The nearly $300,000 in compensation that Rhode Island gubernatorial candidate Matt Brown drew as head of a small anti-nuclear-proliferation nonprofit called Global Zero ($2 million-a-year budget) reminds me of how much many execs of many small nonprofits expect to earn these days. It used to be that most people running nonprofits expected to be paid modestly, with as much money as possible going into an organization’s direct programs. Nonprofit executives took lower pay than they could get in private business in return for the satisfactions of public service. Indeed, we used to have “dollar-a-year men’’ – people with personal wealth who were willing to run nonprofits or some government operations basically for free.
But now many nonprofit boards – including those of schools — feel that they must pay their executives compensation similar to that of profitable businesses. And their executives aren’t embarrassed to take it. For example, consider that many small private schools pay their heads hundreds of thousands of dollars a year, along with free housing and other perks.
I remember being shocked years back when I began to learn how lucrative working for non-profits could be. (Unfortunately, not including my own!) People still have this notion that non-profits are essentially charitable enterprises that compensate their employees in large part through their sense of purpose.

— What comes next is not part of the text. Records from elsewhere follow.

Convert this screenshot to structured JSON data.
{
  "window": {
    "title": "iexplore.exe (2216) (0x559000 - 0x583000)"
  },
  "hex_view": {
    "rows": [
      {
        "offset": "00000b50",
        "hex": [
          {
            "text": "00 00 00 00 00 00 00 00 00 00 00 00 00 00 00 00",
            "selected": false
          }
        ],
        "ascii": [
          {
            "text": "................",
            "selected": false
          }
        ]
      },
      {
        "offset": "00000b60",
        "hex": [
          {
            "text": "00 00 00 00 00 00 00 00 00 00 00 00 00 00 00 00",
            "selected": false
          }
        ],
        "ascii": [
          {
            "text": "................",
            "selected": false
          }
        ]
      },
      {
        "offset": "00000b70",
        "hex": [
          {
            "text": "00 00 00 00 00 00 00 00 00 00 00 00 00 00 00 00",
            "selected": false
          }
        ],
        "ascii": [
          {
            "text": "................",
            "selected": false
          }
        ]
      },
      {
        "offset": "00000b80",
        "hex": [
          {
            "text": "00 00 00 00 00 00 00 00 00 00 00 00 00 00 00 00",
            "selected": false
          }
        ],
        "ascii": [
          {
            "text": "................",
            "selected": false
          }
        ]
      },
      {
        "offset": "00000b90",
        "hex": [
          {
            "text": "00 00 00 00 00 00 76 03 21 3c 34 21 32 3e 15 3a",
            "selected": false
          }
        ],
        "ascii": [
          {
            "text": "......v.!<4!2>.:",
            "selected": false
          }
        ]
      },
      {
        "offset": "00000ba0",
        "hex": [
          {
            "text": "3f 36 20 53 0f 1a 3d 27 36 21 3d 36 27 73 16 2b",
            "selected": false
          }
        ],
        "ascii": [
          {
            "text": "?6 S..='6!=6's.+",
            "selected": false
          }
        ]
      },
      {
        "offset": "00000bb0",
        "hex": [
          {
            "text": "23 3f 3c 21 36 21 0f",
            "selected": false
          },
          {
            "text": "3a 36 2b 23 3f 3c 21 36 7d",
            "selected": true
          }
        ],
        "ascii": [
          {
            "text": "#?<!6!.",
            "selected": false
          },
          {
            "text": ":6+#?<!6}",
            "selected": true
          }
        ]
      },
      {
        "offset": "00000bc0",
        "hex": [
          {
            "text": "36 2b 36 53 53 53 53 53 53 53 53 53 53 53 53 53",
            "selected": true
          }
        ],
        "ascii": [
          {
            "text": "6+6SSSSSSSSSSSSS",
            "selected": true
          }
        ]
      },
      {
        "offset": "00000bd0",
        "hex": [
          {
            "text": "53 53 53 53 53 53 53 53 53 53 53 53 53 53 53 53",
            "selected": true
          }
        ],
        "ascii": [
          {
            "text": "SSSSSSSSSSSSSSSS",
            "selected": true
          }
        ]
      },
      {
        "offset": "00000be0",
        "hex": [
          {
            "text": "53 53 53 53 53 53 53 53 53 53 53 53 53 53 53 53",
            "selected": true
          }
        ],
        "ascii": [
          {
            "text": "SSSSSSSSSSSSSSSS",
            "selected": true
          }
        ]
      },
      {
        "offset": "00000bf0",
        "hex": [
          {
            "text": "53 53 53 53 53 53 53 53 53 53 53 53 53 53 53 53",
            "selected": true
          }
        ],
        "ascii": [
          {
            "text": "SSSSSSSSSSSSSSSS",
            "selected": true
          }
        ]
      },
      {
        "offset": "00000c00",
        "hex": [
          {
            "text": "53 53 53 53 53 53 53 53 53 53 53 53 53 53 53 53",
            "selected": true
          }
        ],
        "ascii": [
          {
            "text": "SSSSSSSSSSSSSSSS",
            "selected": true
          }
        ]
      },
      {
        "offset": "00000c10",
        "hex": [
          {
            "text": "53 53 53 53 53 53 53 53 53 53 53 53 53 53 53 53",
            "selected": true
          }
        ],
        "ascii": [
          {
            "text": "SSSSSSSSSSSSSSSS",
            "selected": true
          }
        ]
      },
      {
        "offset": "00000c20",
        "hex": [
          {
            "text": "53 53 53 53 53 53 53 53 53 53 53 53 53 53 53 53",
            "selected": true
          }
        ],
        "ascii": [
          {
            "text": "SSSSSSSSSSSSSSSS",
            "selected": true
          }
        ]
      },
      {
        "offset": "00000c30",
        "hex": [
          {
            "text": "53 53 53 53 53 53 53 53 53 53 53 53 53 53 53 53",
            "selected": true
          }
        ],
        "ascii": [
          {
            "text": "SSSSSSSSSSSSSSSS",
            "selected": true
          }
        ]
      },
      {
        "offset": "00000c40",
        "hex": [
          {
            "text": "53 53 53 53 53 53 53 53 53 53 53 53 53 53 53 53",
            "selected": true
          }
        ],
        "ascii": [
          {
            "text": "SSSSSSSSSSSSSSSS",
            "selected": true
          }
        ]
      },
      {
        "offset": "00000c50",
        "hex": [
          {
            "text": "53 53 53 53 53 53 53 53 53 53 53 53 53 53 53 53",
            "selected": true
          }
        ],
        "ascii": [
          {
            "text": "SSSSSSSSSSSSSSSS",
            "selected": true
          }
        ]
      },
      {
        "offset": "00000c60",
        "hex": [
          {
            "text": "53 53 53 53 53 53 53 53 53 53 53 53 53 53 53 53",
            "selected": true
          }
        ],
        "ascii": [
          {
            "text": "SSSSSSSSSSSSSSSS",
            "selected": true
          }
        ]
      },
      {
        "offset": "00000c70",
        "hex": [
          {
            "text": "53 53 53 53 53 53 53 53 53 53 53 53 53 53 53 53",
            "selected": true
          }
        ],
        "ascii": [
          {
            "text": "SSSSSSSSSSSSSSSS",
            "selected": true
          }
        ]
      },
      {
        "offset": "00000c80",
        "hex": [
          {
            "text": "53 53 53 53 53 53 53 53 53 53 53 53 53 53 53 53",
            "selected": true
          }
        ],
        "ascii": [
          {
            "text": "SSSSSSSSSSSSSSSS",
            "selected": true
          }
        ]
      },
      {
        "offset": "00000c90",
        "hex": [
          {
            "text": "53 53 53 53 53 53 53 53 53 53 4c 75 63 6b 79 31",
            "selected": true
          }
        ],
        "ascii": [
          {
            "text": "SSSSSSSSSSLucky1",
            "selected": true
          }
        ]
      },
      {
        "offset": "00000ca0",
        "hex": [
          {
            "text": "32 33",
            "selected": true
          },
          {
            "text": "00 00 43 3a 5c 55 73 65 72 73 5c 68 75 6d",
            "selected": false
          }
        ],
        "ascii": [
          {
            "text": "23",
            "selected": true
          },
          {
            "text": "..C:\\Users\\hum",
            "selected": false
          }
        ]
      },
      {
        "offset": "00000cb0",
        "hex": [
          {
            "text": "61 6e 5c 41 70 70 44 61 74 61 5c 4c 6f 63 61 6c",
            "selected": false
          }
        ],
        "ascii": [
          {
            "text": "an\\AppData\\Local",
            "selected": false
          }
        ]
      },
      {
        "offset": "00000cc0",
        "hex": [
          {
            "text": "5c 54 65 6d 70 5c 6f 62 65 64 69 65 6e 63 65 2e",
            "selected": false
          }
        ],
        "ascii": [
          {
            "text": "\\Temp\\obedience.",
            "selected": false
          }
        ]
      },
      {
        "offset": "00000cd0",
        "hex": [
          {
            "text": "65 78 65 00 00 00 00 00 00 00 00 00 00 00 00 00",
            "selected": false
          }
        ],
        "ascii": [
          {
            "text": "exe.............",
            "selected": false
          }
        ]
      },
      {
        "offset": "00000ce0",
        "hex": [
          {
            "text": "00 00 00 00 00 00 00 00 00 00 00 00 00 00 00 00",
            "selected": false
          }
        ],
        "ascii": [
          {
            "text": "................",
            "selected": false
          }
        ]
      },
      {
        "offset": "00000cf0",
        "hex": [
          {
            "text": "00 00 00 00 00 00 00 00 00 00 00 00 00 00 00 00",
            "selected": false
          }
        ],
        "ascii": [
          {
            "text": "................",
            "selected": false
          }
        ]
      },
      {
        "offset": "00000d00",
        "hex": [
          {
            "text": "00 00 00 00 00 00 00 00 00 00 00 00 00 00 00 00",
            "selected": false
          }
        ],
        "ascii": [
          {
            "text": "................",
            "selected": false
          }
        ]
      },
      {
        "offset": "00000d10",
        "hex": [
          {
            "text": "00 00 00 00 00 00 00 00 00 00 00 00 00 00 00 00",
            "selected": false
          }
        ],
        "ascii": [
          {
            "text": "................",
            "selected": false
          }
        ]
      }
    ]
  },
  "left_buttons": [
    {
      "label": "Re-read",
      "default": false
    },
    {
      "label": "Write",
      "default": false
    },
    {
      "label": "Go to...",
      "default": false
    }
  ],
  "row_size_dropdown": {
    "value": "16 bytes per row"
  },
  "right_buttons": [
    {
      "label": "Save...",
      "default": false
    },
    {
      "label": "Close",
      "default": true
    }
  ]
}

A number of these clichés persist, like the college professor’s being a modestly paid entry into higher society or school teachers being lamentably paid. In those cases, the unionization of the latter half of the last century changed the reality, at least for government employees, and when it comes to non-profits those working on public policy — that is, connected indirectly to government’s activities — tend to be particularly well paid.